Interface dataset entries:
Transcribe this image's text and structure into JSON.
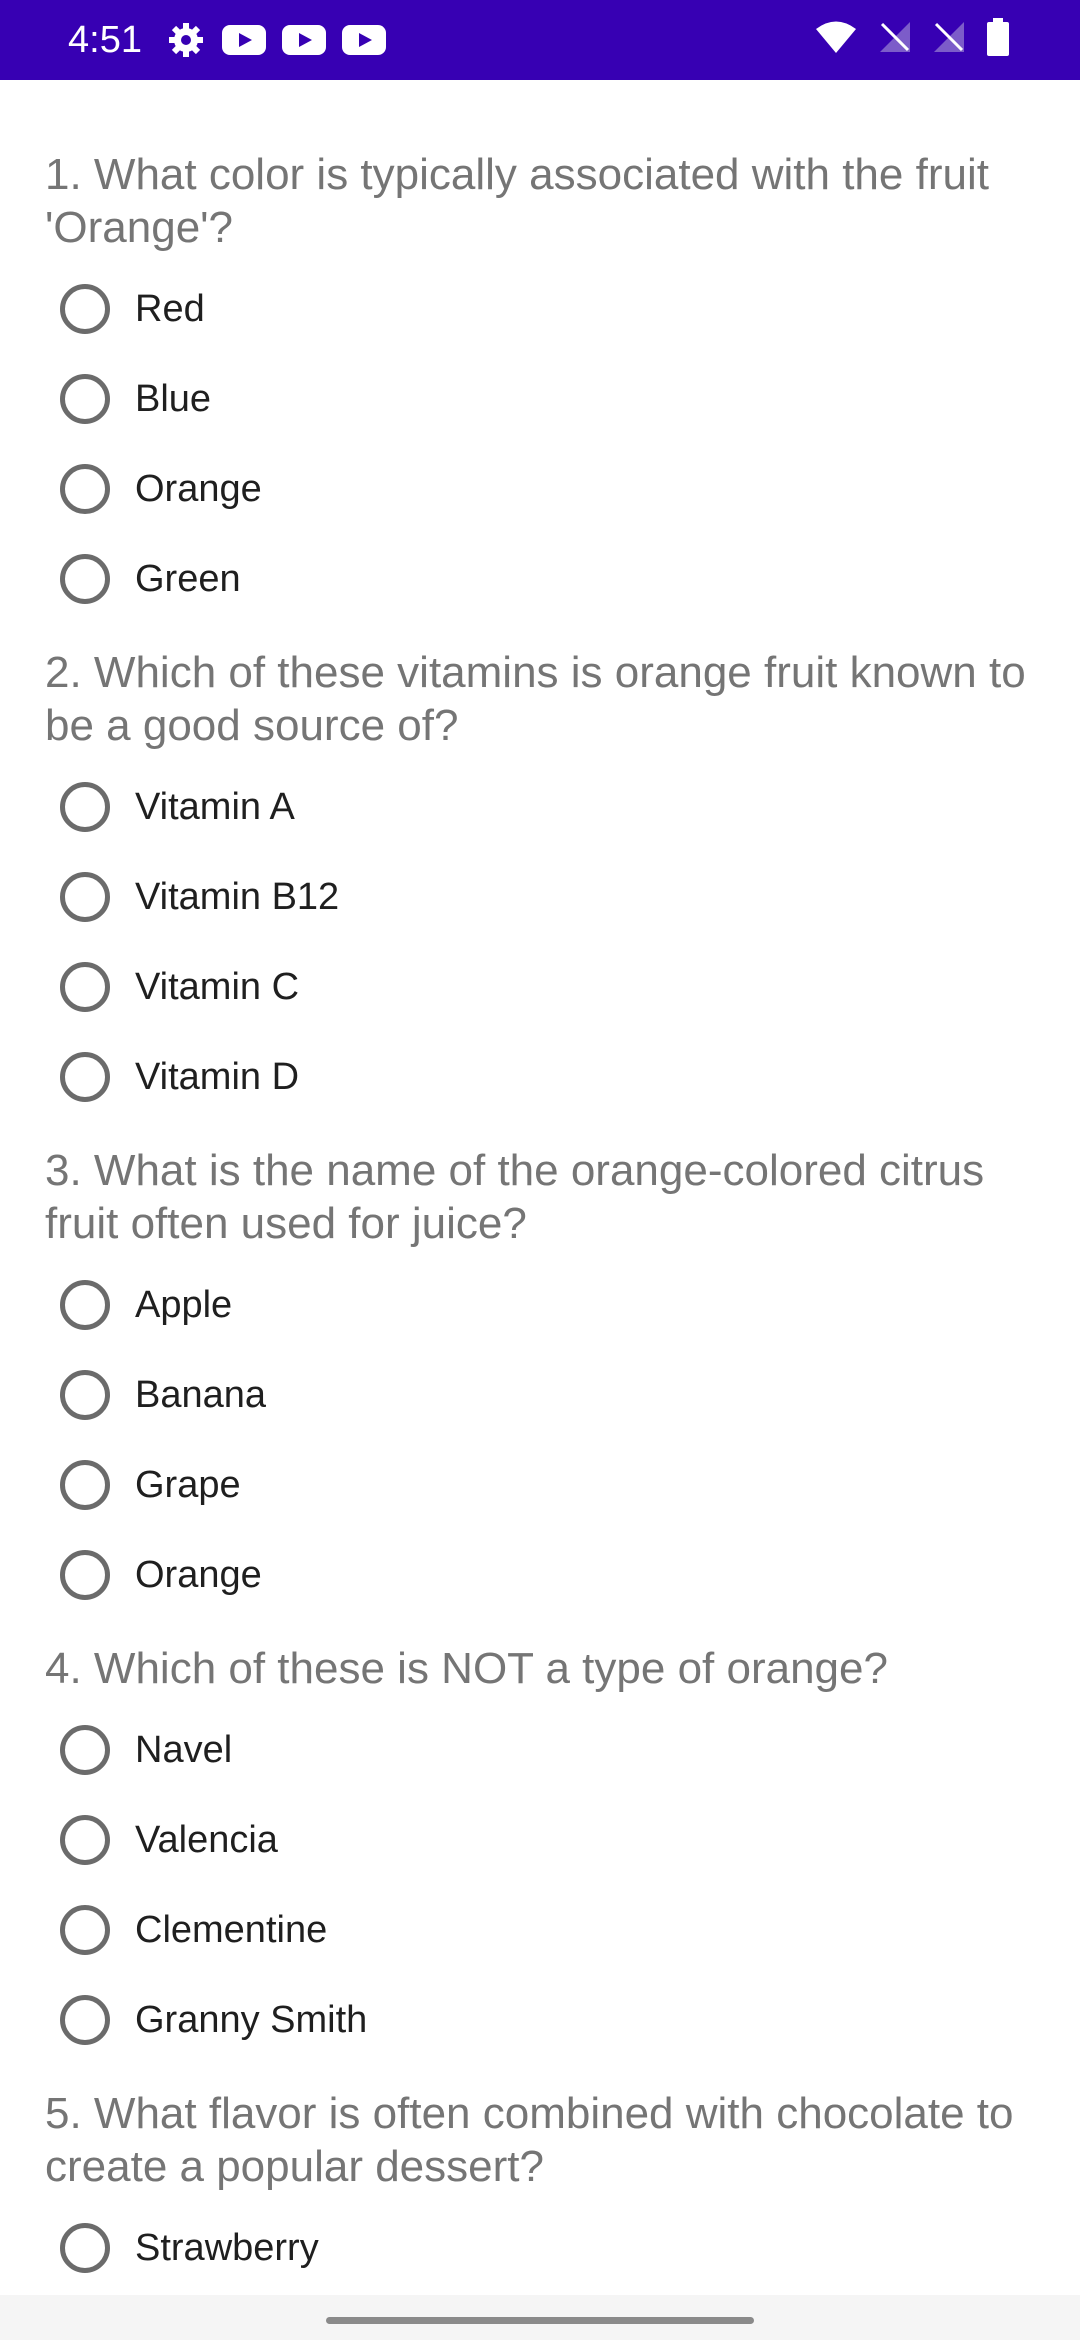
{
  "status_bar": {
    "time": "4:51",
    "left_icons": [
      "gear-icon",
      "youtube-icon",
      "youtube-icon",
      "youtube-icon"
    ],
    "right_icons": [
      "wifi-icon",
      "signal-off-icon",
      "signal-off-icon",
      "battery-icon"
    ],
    "background_color": "#3700b3"
  },
  "questions": [
    {
      "text": "1. What color is typically associated with the fruit 'Orange'?",
      "options": [
        "Red",
        "Blue",
        "Orange",
        "Green"
      ]
    },
    {
      "text": "2. Which of these vitamins is orange fruit known to be a good source of?",
      "options": [
        "Vitamin A",
        "Vitamin B12",
        "Vitamin C",
        "Vitamin D"
      ]
    },
    {
      "text": "3. What is the name of the orange-colored citrus fruit often used for juice?",
      "options": [
        "Apple",
        "Banana",
        "Grape",
        "Orange"
      ]
    },
    {
      "text": "4. Which of these is NOT a type of orange?",
      "options": [
        "Navel",
        "Valencia",
        "Clementine",
        "Granny Smith"
      ]
    },
    {
      "text": "5. What flavor is often combined with chocolate to create a popular dessert?",
      "options": [
        "Strawberry"
      ]
    }
  ]
}
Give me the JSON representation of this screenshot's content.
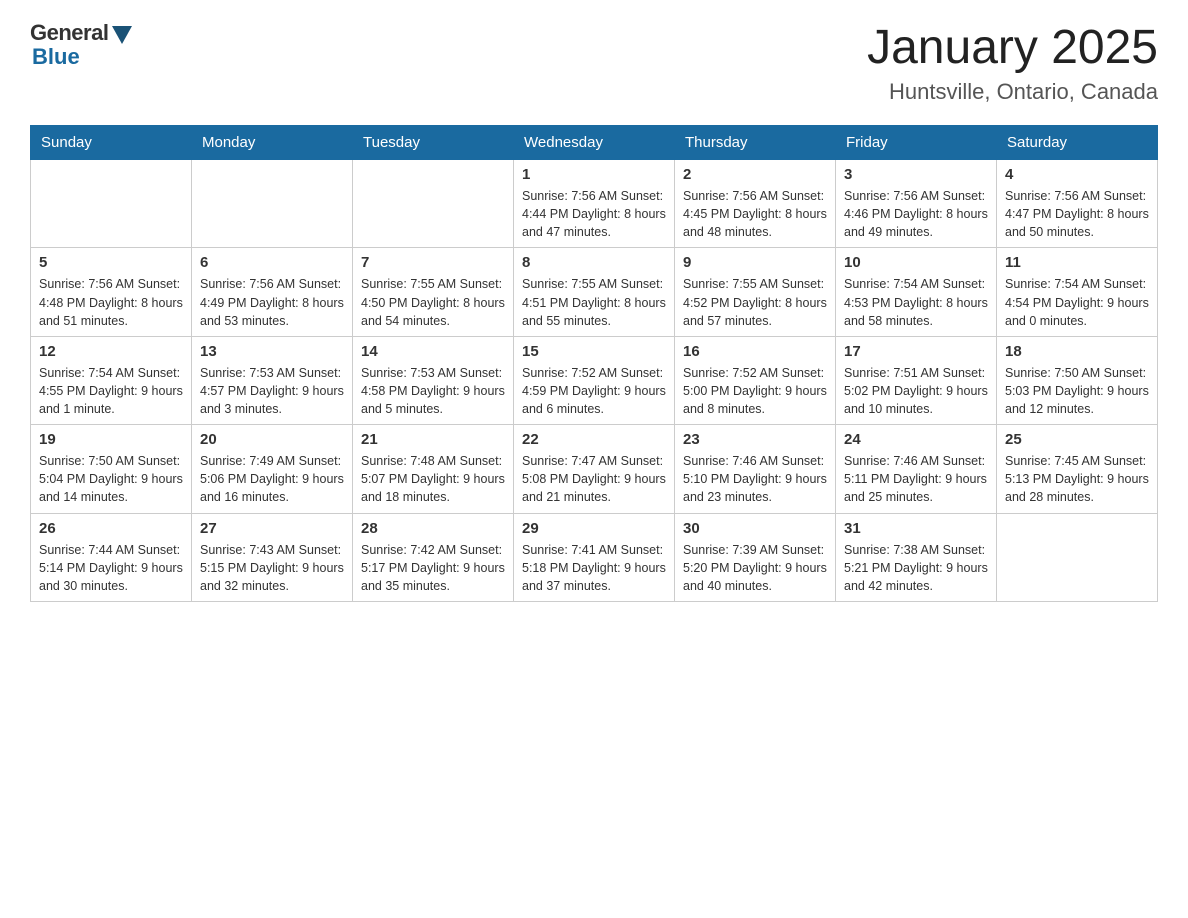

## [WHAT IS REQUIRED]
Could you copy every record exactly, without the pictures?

## [RESPONSE]
Transcribe this image's text and structure into JSON.
{
  "status_bar": {
    "time": "4:51",
    "left_icons": [
      "gear-icon",
      "youtube-icon",
      "youtube-icon",
      "youtube-icon"
    ],
    "right_icons": [
      "wifi-icon",
      "signal-off-icon",
      "signal-off-icon",
      "battery-icon"
    ],
    "background_color": "#3700b3"
  },
  "questions": [
    {
      "text": "1. What color is typically associated with the fruit 'Orange'?",
      "options": [
        "Red",
        "Blue",
        "Orange",
        "Green"
      ]
    },
    {
      "text": "2. Which of these vitamins is orange fruit known to be a good source of?",
      "options": [
        "Vitamin A",
        "Vitamin B12",
        "Vitamin C",
        "Vitamin D"
      ]
    },
    {
      "text": "3. What is the name of the orange-colored citrus fruit often used for juice?",
      "options": [
        "Apple",
        "Banana",
        "Grape",
        "Orange"
      ]
    },
    {
      "text": "4. Which of these is NOT a type of orange?",
      "options": [
        "Navel",
        "Valencia",
        "Clementine",
        "Granny Smith"
      ]
    },
    {
      "text": "5. What flavor is often combined with chocolate to create a popular dessert?",
      "options": [
        "Strawberry"
      ]
    }
  ]
}
Give me the JSON representation of this screenshot's content.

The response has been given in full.